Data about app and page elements

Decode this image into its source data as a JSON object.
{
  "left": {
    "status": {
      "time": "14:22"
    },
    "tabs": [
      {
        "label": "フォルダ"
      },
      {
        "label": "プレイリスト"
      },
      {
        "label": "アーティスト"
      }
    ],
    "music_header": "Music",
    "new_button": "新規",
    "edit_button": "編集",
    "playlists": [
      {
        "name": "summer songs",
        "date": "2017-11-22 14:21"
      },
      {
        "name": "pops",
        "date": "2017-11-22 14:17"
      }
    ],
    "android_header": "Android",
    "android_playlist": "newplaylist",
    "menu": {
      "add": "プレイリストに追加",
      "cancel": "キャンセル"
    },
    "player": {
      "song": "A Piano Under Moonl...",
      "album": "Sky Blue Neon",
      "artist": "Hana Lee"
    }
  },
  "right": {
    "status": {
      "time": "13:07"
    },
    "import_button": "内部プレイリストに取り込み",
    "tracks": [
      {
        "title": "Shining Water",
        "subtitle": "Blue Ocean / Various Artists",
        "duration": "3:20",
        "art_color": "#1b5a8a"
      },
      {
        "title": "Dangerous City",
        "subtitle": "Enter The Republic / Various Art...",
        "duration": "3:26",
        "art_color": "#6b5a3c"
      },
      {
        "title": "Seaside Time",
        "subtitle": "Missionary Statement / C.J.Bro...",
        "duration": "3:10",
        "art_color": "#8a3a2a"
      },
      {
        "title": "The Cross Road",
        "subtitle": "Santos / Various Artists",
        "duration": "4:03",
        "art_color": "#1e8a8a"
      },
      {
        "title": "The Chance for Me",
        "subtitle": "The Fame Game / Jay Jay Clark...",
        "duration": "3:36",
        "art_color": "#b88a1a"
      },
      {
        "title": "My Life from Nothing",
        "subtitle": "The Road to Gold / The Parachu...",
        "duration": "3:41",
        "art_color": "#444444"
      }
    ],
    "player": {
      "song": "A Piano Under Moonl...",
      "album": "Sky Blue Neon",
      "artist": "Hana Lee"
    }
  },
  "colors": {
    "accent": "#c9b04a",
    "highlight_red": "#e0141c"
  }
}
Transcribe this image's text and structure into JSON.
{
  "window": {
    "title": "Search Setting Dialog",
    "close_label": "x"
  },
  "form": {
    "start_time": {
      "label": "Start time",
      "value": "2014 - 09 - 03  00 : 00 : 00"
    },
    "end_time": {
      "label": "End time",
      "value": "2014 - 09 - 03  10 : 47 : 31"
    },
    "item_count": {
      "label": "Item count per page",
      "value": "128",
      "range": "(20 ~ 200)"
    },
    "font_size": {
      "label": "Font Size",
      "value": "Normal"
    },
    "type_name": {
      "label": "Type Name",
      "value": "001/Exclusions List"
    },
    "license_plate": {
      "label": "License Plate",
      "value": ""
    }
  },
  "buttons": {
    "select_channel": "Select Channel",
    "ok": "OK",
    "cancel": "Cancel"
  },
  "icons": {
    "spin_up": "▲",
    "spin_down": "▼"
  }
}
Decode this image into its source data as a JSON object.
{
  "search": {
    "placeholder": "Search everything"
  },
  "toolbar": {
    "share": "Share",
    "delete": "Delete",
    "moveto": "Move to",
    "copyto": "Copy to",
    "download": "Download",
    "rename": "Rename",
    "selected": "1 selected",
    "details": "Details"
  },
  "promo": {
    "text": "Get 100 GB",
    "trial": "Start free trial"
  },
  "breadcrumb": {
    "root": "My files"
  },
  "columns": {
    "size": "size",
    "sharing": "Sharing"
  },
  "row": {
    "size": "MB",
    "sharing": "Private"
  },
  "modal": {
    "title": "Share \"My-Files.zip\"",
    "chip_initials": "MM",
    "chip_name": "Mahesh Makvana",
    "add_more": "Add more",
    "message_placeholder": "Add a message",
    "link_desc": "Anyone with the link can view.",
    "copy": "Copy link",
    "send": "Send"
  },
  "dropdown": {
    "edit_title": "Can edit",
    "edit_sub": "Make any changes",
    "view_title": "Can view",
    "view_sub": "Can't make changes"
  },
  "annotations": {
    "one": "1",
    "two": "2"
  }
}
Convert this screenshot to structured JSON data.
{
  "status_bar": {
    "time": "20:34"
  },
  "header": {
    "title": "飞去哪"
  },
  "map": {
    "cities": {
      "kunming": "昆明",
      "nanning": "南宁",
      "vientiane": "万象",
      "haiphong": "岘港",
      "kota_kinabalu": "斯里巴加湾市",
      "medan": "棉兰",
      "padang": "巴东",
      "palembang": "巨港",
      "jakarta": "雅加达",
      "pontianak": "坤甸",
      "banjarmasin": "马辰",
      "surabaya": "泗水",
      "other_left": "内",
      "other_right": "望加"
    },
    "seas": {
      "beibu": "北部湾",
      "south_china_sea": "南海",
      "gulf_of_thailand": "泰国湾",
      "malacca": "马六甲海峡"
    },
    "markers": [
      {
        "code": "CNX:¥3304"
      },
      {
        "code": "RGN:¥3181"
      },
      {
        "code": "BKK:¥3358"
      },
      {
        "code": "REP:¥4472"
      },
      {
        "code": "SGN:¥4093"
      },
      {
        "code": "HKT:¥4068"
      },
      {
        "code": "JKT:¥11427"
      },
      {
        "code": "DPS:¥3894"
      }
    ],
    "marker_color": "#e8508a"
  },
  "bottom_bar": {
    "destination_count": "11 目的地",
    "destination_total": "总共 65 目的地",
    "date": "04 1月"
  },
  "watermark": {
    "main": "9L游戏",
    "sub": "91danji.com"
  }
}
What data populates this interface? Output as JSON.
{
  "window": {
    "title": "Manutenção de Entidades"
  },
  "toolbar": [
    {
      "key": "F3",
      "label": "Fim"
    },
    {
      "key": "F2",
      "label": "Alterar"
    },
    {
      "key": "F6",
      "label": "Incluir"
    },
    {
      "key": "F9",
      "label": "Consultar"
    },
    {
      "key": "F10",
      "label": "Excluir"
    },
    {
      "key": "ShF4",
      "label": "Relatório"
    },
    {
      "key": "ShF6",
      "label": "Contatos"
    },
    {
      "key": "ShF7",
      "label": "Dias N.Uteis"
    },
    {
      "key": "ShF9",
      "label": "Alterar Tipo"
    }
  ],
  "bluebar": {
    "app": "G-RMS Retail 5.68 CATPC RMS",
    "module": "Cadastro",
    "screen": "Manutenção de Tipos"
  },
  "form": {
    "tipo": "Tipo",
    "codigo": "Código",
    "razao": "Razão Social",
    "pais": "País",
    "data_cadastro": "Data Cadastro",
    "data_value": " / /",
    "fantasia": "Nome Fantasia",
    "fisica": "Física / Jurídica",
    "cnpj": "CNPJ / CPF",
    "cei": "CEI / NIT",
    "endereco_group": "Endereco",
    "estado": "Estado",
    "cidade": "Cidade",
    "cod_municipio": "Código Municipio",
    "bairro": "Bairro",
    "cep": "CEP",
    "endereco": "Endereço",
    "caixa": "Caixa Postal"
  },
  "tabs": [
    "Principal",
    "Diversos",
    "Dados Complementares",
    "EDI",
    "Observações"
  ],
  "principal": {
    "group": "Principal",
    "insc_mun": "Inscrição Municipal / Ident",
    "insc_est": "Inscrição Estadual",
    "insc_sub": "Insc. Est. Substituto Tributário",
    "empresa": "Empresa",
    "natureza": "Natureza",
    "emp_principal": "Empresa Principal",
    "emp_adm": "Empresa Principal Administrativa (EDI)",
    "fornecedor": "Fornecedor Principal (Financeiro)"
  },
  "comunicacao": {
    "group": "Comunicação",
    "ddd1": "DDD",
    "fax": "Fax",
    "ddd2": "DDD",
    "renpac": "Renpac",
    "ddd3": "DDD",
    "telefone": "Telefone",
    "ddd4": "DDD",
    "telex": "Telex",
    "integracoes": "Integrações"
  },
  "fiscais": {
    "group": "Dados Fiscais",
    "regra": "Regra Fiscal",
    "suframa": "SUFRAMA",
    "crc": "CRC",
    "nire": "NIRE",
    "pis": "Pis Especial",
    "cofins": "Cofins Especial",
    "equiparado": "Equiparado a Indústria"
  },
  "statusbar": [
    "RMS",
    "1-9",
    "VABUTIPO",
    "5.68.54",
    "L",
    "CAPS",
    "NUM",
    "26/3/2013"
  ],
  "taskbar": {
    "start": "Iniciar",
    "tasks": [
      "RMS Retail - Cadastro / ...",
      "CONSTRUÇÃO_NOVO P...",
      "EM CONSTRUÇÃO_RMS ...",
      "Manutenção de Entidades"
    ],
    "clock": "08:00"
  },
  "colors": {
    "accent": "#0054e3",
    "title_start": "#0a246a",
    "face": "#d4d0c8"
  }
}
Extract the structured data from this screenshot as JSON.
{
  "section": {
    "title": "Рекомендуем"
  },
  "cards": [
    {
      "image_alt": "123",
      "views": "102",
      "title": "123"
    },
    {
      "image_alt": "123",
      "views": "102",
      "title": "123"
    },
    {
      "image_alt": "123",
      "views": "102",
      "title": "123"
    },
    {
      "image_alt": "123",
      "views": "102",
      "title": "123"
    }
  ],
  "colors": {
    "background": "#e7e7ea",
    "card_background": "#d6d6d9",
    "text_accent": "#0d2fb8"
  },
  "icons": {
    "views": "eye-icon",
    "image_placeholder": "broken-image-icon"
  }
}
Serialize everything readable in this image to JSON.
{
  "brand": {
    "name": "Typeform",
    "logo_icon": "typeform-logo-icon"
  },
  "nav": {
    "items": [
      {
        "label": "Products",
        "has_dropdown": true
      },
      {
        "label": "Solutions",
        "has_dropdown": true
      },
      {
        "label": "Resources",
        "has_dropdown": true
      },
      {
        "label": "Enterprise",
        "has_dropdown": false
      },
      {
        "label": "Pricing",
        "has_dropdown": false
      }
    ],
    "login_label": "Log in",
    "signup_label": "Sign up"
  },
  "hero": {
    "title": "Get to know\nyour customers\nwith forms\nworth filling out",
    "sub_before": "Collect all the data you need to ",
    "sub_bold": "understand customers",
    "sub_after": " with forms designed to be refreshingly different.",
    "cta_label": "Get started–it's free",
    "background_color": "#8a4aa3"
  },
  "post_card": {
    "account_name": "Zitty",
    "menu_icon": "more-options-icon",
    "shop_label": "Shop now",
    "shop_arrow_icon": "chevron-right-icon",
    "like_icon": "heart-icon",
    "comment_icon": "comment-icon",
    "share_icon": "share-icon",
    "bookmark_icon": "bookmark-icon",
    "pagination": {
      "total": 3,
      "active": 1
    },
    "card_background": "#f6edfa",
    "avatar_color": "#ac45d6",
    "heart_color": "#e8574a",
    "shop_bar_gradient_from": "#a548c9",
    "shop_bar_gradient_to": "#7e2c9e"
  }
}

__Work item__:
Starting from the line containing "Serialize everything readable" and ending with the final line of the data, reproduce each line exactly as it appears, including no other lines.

__Completed task__:
Serialize everything readable in this image to JSON.
{
  "brand": {
    "name": "Typeform",
    "logo_icon": "typeform-logo-icon"
  },
  "nav": {
    "items": [
      {
        "label": "Products",
        "has_dropdown": true
      },
      {
        "label": "Solutions",
        "has_dropdown": true
      },
      {
        "label": "Resources",
        "has_dropdown": true
      },
      {
        "label": "Enterprise",
        "has_dropdown": false
      },
      {
        "label": "Pricing",
        "has_dropdown": false
      }
    ],
    "login_label": "Log in",
    "signup_label": "Sign up"
  },
  "hero": {
    "title": "Get to know\nyour customers\nwith forms\nworth filling out",
    "sub_before": "Collect all the data you need to ",
    "sub_bold": "understand customers",
    "sub_after": " with forms designed to be refreshingly different.",
    "cta_label": "Get started–it's free",
    "background_color": "#8a4aa3"
  },
  "post_card": {
    "account_name": "Zitty",
    "menu_icon": "more-options-icon",
    "shop_label": "Shop now",
    "shop_arrow_icon": "chevron-right-icon",
    "like_icon": "heart-icon",
    "comment_icon": "comment-icon",
    "share_icon": "share-icon",
    "bookmark_icon": "bookmark-icon",
    "pagination": {
      "total": 3,
      "active": 1
    },
    "card_background": "#f6edfa",
    "avatar_color": "#ac45d6",
    "heart_color": "#e8574a",
    "shop_bar_gradient_from": "#a548c9",
    "shop_bar_gradient_to": "#7e2c9e"
  }
}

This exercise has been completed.